• What to do
Every line below that has the string "output" needs to be copied.

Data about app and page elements
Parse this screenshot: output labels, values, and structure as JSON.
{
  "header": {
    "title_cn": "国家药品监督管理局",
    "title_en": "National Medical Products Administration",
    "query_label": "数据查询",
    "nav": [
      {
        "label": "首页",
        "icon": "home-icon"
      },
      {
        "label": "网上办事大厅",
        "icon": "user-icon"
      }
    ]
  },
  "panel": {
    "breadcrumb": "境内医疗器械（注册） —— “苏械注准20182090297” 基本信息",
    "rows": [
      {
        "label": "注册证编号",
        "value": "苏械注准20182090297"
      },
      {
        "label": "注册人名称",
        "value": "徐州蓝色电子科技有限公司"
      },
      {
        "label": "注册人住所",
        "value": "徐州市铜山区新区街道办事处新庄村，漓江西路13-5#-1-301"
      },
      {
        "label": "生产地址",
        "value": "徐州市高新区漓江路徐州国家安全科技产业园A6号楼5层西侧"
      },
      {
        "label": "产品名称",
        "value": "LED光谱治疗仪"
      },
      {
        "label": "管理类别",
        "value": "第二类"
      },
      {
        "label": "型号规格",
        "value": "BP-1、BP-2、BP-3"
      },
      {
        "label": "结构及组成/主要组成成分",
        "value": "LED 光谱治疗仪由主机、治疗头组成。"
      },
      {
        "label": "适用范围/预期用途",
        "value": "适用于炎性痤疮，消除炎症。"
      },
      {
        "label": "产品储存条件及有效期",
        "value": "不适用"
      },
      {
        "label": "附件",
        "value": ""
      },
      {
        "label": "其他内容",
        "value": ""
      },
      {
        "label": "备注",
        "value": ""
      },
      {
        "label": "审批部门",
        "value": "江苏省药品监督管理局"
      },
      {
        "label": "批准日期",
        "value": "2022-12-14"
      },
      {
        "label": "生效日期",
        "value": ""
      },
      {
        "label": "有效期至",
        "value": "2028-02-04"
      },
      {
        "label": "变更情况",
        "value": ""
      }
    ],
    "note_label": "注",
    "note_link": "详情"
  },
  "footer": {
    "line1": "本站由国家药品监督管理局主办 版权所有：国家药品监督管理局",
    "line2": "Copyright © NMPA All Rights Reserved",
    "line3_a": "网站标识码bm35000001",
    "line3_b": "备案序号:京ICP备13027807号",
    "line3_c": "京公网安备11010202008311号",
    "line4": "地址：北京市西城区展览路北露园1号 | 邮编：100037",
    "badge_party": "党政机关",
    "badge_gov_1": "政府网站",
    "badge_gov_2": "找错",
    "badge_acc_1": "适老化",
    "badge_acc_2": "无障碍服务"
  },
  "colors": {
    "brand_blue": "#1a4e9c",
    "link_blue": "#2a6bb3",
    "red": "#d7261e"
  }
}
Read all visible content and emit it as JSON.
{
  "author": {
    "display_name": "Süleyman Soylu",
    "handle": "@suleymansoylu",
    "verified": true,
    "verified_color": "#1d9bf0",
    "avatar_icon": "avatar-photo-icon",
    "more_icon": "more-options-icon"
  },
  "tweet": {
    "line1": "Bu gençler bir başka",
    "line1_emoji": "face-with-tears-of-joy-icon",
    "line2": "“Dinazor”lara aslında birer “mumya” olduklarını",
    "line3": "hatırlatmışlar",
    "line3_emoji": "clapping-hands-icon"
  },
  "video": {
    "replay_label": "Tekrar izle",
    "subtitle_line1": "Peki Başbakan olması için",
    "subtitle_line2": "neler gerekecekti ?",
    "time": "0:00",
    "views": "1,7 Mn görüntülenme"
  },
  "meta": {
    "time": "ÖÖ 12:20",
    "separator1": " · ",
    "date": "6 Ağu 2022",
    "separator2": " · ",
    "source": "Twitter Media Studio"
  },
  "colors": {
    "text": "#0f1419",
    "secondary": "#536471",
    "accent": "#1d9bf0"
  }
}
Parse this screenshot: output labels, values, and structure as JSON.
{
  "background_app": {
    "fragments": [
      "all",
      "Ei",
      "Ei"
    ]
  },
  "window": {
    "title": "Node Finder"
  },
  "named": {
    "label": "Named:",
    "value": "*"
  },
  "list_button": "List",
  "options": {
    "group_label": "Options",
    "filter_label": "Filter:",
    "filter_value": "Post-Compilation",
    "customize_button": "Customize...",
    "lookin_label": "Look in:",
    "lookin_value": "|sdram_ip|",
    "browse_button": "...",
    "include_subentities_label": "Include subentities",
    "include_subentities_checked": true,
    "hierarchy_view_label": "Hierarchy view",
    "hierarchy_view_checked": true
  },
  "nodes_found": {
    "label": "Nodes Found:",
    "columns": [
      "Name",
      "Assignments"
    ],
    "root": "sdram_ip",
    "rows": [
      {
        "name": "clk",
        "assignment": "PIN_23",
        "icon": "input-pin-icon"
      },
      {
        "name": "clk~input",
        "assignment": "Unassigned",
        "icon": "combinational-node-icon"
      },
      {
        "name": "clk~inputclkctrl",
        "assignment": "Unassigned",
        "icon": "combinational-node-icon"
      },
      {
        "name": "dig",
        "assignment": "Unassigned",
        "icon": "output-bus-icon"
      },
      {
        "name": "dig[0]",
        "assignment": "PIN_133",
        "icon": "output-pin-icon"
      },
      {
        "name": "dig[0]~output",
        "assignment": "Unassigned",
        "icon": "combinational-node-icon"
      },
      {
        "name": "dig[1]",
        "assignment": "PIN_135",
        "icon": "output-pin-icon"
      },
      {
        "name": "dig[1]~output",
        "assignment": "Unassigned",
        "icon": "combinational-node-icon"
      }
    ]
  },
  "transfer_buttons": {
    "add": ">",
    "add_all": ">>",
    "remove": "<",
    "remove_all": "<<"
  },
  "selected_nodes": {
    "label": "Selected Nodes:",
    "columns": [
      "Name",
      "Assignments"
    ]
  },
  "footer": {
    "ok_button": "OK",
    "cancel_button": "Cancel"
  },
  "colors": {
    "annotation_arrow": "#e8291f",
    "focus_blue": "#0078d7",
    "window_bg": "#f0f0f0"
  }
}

• Task answer
Parse this screenshot: output labels, values, and structure as JSON.
Parse this screenshot: output labels, values, and structure as JSON.
        "icon": "output-bus-icon"
        "icon": "output-pin-icon"
        "name": "dig[0]~output",
        "icon": "output-pin-icon"
        "name": "dig[1]~output",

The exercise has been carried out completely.